Dataset rows describing interfaces ->
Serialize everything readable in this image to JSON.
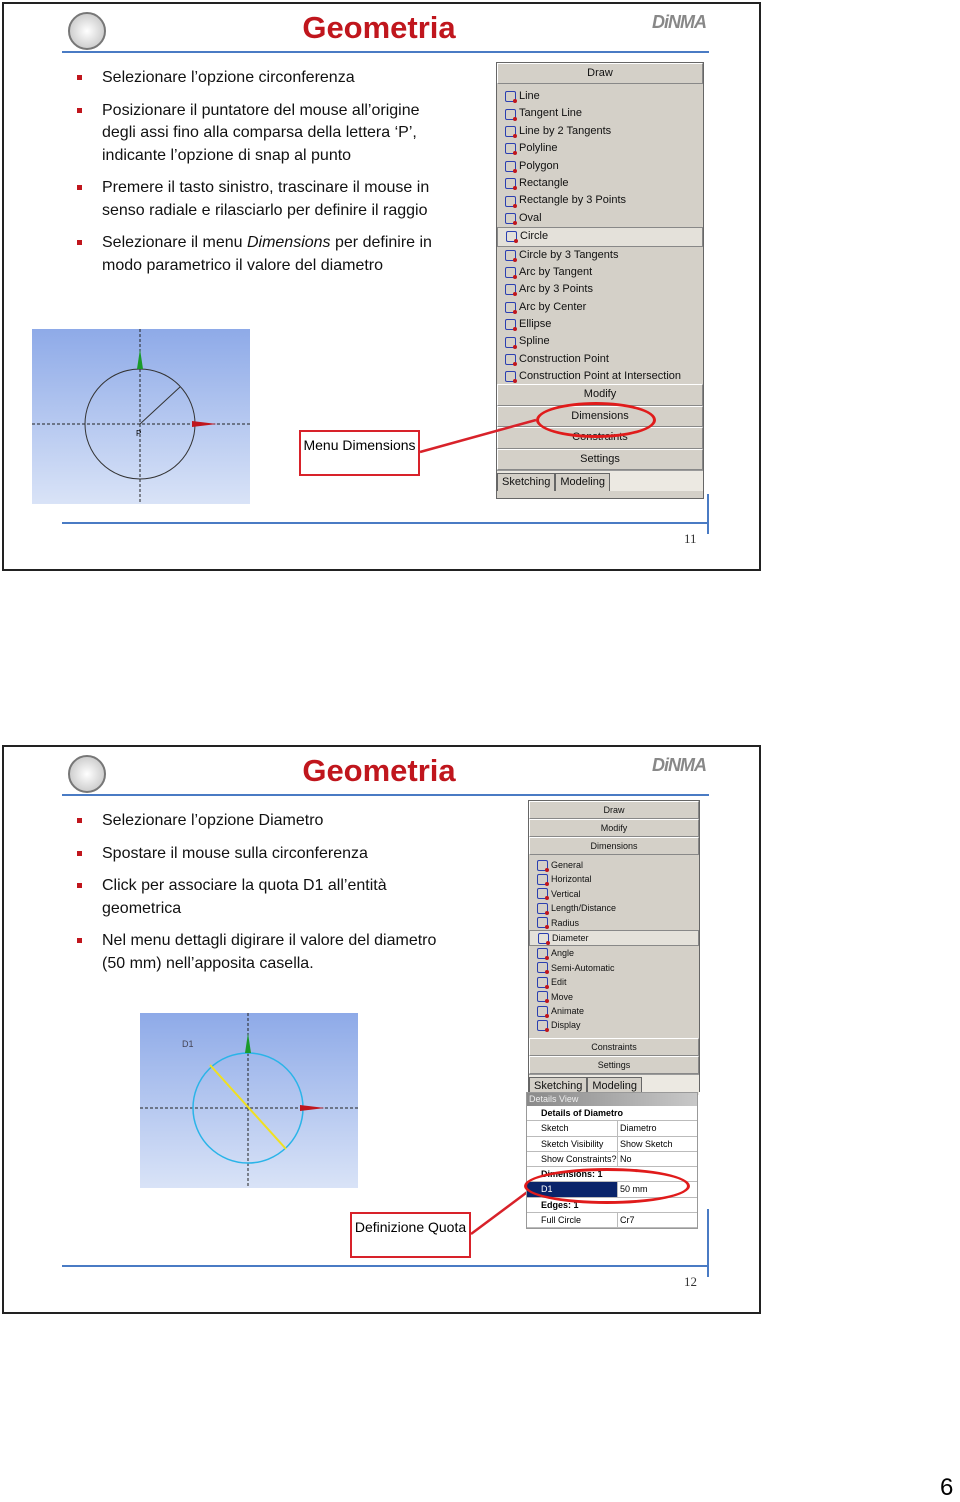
{
  "slides": [
    {
      "title": "Geometria",
      "page": "11",
      "bullets": [
        "Selezionare l’opzione circonferenza",
        "Posizionare il puntatore del mouse all’origine degli assi fino alla comparsa della lettera ‘P’, indicante l’opzione di snap al punto",
        "Premere il tasto sinistro, trascinare il mouse in senso radiale e rilasciarlo per definire il raggio"
      ],
      "bullet4": {
        "pre": "Selezionare il menu ",
        "em": "Dimensions",
        "post": " per definire in modo parametrico il valore del diametro"
      },
      "canvas_label": "P",
      "panel": {
        "header": "Draw",
        "items": [
          "Line",
          "Tangent Line",
          "Line by 2 Tangents",
          "Polyline",
          "Polygon",
          "Rectangle",
          "Rectangle by 3 Points",
          "Oval",
          "Circle",
          "Circle by 3 Tangents",
          "Arc by Tangent",
          "Arc by 3 Points",
          "Arc by Center",
          "Ellipse",
          "Spline",
          "Construction Point",
          "Construction Point at Intersection"
        ],
        "selected": "Circle",
        "footers": [
          "Modify",
          "Dimensions",
          "Constraints",
          "Settings"
        ],
        "tabs": [
          "Sketching",
          "Modeling"
        ]
      },
      "callout": "Menu Dimensions"
    },
    {
      "title": "Geometria",
      "page": "12",
      "bullets": [
        "Selezionare l’opzione Diametro",
        "Spostare il mouse sulla circonferenza",
        "Click per associare la quota D1 all’entità geometrica",
        "Nel menu dettagli digirare il valore del diametro (50 mm) nell’apposita casella."
      ],
      "canvas_label": "D1",
      "panel": {
        "headers": [
          "Draw",
          "Modify",
          "Dimensions"
        ],
        "items": [
          "General",
          "Horizontal",
          "Vertical",
          "Length/Distance",
          "Radius",
          "Diameter",
          "Angle",
          "Semi-Automatic",
          "Edit",
          "Move",
          "Animate",
          "Display"
        ],
        "selected": "Diameter",
        "footers": [
          "Constraints",
          "Settings"
        ],
        "tabs": [
          "Sketching",
          "Modeling"
        ]
      },
      "details": {
        "title": "Details View",
        "rows": [
          {
            "k": "Details of Diametro",
            "group": true
          },
          {
            "k": "Sketch",
            "v": "Diametro"
          },
          {
            "k": "Sketch Visibility",
            "v": "Show Sketch"
          },
          {
            "k": "Show Constraints?",
            "v": "No"
          },
          {
            "k": "Dimensions: 1",
            "group": true
          },
          {
            "k": "D1",
            "v": "50 mm",
            "highlight": true
          },
          {
            "k": "Edges: 1",
            "group": true
          },
          {
            "k": "Full Circle",
            "v": "Cr7"
          }
        ]
      },
      "callout": "Definizione Quota"
    }
  ],
  "page_number": "6",
  "colors": {
    "title": "#c0161d",
    "rule": "#4a7bc4",
    "callout": "#d8222a"
  }
}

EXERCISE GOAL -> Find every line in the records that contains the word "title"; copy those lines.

ANSWER TO THIS TASK ->
      "title": "Geometria",
      "title": "Geometria",
        "title": "Details View",
    "title": "#c0161d",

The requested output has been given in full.